In 1959 there was a major remodel. The stained glass windows in the chapel were replaced with clear glass--likely due to needed upkeep in the windows and a move toward modernism that was occurring in religious architecture. The building was greatly expanded at this time, adding a second chapel on the east end (that largely matched the first from the exterior). The building also had additions in 1990 and 1994.

(Image Source: Church History Library)

Below is the original stained glass on the old chapel; beneath that is the glass on the newer chapel. I have heard that the original stained glass will be saved and somehow used in the new building or elsewhere.

Sunday, January 1, 2023

Preservation Update: Logan Institute Vacated

After 93 years of use, the Logan Institute Building--the oldest standing institute building in the Church--has been vacated and will soon be demolished and replaced. The Church has donated much of its pews and other furniture to local groups and churches; the original stained glass window in the chapel attic will be preserved.


I'm updating the post on the Logan Institute with more original photos and floor plans and will post that next week. 


The historic Portland Stake Tabernacle was put up for sale last summer, but it has still not been sold--mostly because of the complications of it being a historic landmark. Another Church spokesman said that it's not for sale at this time.


However, I don't think any of the plans have changed surrounding this building.
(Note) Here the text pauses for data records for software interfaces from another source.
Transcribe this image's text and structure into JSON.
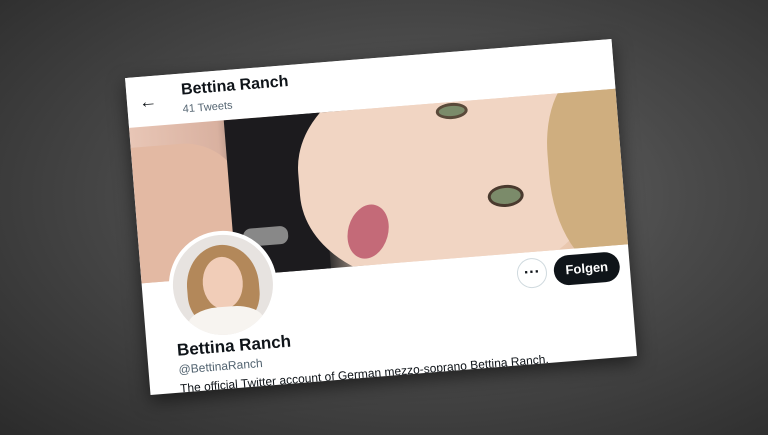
{
  "header": {
    "back_icon": "arrow-left-icon",
    "name": "Bettina Ranch",
    "tweet_count": "41 Tweets"
  },
  "actions": {
    "more_label": "···",
    "follow_label": "Folgen"
  },
  "profile": {
    "name": "Bettina Ranch",
    "handle": "@BettinaRanch",
    "bio": "The official Twitter account of German mezzo-soprano Bettina Ranch."
  },
  "colors": {
    "text_primary": "#0f1419",
    "text_secondary": "#536471",
    "follow_bg": "#0f1419"
  }
}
The fact is that the number of congregations in this area have shrunk significantly, and the Church simply doesn't have use for the building.


The LDS Church isn't the only one impacted by shrinking membership in some areas. The Salt Lake City's First Congregational Church is selling their building, and the Church is purchasing their stained glass window for use in a temple.

(Image Source)

The Church's use of historic stained glass windows from other churches is just one indication of how, currently, the LDS Church is one of the leading churches in terms of the use and preservation of art--and maybe even architecture. This may sound hard to believe among some preservationist groups, but I think very few Churches have the financial and administrative support to do as much preservation--and commissioning of new art--as the Church is currently doing. I find this to be a great trend, and I'm excited to see where the Church goes with this in the future.

Sunday, December 18, 2022

Lehi 3rd Ward

The Lehi 3rd Ward's original rectangular block meetinghouse was built in 1894. The foundation came from the nearby Lake Mountains, and the building itself is mostly Victorian Gothic with arched windows and brick corbeling. The foyer on the building's west entrnace was added in 1936.


 In 1917, a cross-wing addition was built onto the back.


The building was sold in 1953. Subsequent owners have taken great care to restore the building, since it had deteriorated over much of the late 20th century. It is now owned by a local store, Jami Ray Vintage. Here is the interior looking west while they were still preparing the building:

(Image Source)

And here is what it looks like now, looking east:

(Image Source)

Sunday, December 11, 2022